The magical Disney sound is widely present, reinforced by the five interludes. All five section the album and carry the intentionally cliché soundtrack to a Walt Disney fairytale. Actress Emma Corrin (of The Crown fame) voices the interludes, serving as an unnamed sage that encourages Simz. If not a separate character, it could be Little Simz’s inner voice that builds her confidence.

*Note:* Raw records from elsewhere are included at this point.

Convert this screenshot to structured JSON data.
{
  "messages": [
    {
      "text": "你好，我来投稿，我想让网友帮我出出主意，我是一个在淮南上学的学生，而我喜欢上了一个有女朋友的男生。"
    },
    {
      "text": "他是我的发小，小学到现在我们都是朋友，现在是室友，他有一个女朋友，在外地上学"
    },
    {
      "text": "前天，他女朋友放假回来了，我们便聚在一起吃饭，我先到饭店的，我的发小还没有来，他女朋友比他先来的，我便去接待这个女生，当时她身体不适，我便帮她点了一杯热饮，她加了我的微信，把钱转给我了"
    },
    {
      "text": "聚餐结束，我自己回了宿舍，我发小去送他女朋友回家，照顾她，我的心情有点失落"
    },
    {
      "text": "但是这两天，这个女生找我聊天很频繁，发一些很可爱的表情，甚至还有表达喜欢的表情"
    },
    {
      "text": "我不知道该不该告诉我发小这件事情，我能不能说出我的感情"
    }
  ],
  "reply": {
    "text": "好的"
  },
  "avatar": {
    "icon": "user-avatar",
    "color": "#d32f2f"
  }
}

One interlude in particular is “The Rapper That Came to Tea”, inspired by the children’s story “The Tiger Who Came to Tea”. Corrin lets Simz know that “the extroverts like to be entertained”. Just like the tiger who came to the tea and ate all the food, the interlude speaks to Simz’s total dominance and takeover in the rap game. These interludes drive the album forward and play a key role in the Disney motif. You could not find better transitional tracks anywhere else.
What sells SIMBI is its attention to structure. There is nurtured care in the arrangements, verses, interludes and subject matter, an immediate feel that every track has been fed and cuddled. No half-steps are in sight, which cannot be said for many albums of 2021. Above all, it is Simz’s quest to find her best self that is the most gripping part of the record, constantly questioning and seeking answers. If there was ever a textbook blueprint on how to make an album, SIMBI would be an impeccable contender.
The ambition of SIMBI is higher than most homegrown artists have shown this year. From production value alone, SIMBI excels with flying colours. By consequence, it is left less tight than GREY Area, in exchange for sculpting the dreamland that come with a few detours (“Fear No Man”, “Rollin Stone”), along with an uncertain flow choice for the first half of “Two Worlds Apart”, a song that relies more on its irresistible sample. Lead singles “Introvert” and “Woman” set a hefty bar, and remain mountains among boulders. Perhaps not every track contributes to the aesthetic, but the anomalies remain enjoyable and warrants a no-skip experience.
With its rich production, sharp songwriting and ambitious themes, Sometimes I Might Be Introvert sets itself as the strongest UK rap record of the year. It is part novella, part Disney musical, tied in matrimony through Simz’s higher vision. Give Little Simz her standing ovation, but remember that the show’s not over yet.
8.5 / 10
Best tracks: “Woman”, “Introvert”, “Little Q, Pt. 2”, “Standing Ovation”, “Miss Understood”, “I Love You, I Hate You”